Sometimes I’m surprised to learn that a person I assumed was only fictional actually existed. People I’ve been surprised to learn were real over the years include
Cyrano de Bergerac
D’Artagnan (and the other musketeers)
Pilot Major John Blackthorne (though his real name was William Adams, he was fictionalized less in Shogun than most people are in Hollywood biopics)
Robinson Crusoe, though fictional, was based on the real
Who are some other people mainly famous as fictional characters who in fact either really existed (at least by that name) or are very closely based on somebody who existed?
I have been told that William Tell was real, but appearentley not.
John “Johnny Appleseed” Chapman lived from 1774-1845
Star of way too many episodes of Scooby Doo, [Blackbeard](http://en.wikipedia.org/wiki/Blackbeard, Edward Teach/Thatch) is quoted from his diary in the sig. line of a poster here.
Serial killer/fairy tale evil murdering husband Bluebeard was born with the name Gilles de Rais. (Note: his real life slayings were beyond TMI, by far.)
For some stupid reason, when I was a kid, I was very surprissed to hear that Erik the Red, the man who discovered Greenland was real. Probabley because his name was over-used in cartoon, like in the case of Blackbeard.
Well, Vladimir “Dracula” Tepes was real, and real mean.
I think that they narrowed Killroy and Mother Goose down to some level, but it’s a bit hazy. Food for thought.
One might make the case for Uncle Sam.
And one would be wrong, probably.
What level would that be. That they were fictional or real? Cites?
Our Vlad was a vicious boy:
…unless, of course, that was a whoosh. Whoosh on me?
Another page on Vlad Tepes (Vlad the Impaler), AKA Vlad Dracula (Vlad, Son of Dracul (Dragon)). Dracul, FTR, being the nickname of his father, Vlad Dracul.
While there is no doubt a lot of exageration in the matter, there’s also no doubt that Prince Vlad did some fairly dispicable things.
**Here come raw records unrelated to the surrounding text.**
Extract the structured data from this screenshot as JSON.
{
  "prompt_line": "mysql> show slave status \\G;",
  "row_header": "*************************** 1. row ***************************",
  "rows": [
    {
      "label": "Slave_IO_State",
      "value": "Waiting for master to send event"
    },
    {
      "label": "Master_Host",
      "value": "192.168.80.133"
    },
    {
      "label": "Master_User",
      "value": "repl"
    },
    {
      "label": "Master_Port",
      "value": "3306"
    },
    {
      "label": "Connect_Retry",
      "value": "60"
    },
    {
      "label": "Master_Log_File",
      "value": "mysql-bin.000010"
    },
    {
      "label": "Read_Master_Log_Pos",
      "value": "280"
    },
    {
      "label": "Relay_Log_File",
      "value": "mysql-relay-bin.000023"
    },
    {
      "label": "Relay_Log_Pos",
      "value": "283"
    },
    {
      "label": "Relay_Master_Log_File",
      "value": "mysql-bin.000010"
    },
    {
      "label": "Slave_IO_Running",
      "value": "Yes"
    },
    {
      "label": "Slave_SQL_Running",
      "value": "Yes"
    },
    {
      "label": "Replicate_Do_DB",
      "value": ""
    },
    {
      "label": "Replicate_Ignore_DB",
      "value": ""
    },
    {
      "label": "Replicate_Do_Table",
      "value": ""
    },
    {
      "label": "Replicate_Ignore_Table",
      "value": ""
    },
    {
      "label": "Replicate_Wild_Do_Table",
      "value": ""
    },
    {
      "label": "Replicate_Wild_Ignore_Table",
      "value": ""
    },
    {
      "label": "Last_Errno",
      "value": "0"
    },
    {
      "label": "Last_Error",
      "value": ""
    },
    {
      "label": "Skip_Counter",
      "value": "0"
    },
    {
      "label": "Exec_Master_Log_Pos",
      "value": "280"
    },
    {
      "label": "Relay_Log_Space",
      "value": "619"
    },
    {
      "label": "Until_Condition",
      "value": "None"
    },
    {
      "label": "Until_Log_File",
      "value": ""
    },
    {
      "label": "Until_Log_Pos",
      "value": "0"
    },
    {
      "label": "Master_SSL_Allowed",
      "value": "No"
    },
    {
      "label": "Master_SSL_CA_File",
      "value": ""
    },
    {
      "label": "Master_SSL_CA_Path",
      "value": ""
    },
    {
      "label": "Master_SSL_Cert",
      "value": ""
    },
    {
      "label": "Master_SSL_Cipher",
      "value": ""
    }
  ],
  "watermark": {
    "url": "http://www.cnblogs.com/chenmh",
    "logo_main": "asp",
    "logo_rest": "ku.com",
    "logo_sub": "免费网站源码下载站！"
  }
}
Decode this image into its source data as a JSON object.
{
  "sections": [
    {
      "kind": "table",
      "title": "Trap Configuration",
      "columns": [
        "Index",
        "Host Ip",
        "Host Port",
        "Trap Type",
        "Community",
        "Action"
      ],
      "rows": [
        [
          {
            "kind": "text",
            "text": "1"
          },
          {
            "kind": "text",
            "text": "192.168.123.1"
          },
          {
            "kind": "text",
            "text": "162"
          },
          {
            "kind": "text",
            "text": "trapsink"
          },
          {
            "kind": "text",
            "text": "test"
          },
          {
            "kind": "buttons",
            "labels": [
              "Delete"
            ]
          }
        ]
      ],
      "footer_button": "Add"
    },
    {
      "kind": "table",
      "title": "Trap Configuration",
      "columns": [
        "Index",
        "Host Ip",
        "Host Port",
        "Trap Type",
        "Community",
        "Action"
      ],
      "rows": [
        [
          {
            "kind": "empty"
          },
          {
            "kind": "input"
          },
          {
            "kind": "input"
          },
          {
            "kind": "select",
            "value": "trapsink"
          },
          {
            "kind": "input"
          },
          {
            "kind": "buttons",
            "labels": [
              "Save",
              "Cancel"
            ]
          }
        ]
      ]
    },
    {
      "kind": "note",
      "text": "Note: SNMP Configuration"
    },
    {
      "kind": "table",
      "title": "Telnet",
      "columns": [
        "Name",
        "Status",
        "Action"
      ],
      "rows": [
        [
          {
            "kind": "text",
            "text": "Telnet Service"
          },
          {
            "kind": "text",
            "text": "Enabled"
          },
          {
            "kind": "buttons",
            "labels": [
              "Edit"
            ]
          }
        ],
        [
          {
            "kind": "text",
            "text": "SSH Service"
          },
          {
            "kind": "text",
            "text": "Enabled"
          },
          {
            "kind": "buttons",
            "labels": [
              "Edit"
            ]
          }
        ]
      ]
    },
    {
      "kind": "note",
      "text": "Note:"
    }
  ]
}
The impalings which gave him his nickname are, as far as I can tell, more or less non-contraversial - if, perhaps, exagerated in scope.
Much more recently, a lot of people seem to think that most of the people on HBO’s Deadwood are fictional, but in fact most of them are real; not just Wild Bill and Calamity Jane but also Al Swearengen, Steth Bullock, Sol Starr, and others.
Well, somebody was whooshing somebody, or trying to, because the cite that jumps immediatly to mind is Cecil’s own, which I would normally love to triumphantly dangle over a moderator except it’s more likely he was only kidding.
Butch Cassidy and the Sundance Kid
Jim Bowie, Davey Crockett, Daniel Boone
Lope de Aguirre (Aguirre the Wrath of God and Brian Sweeney Fitzgerald (Fitzcarraldo), subjects of two Werner Herzog movies, were real people.
Economist and schemer(?) John Law was the main character of the novelThe Gamester by Rafael Sabatini.
I’ve heard that it’s up for debate whether Davy Crockett existed.
Who in the world did you hear this from?
If it was a solipsist, he doesn’t believe you exist either ya know.
I think the jury’s still out on Robin Hood too. There were a couple of “Robin Hood’s” listed for around the same era, but where or not any of them were “the” Robin Hood is undecided.
I was surprised to find out that Learned Hand was not only a real name, but a real judge as well.
“The mid-day sun is too much for most eyes; one is dazzled even with its reflection. Be careful that too broad and high an aim does not paralyze your effort and clog your springs of action.” is one of his quotes that seems relevant to my own life. His favorite quote, “I beseech ye in the bowels of Christ, think that ye may be mistaken.” comes from Oliver Cromwell (of all people), and I think it really ought to be inscribed over all buildings, religious and otherwise.
(His full name is Billings Learned Hand, but Learned Hand is how he’s universally known. He had a cousin named Augustus Noble Hand, also a judge.)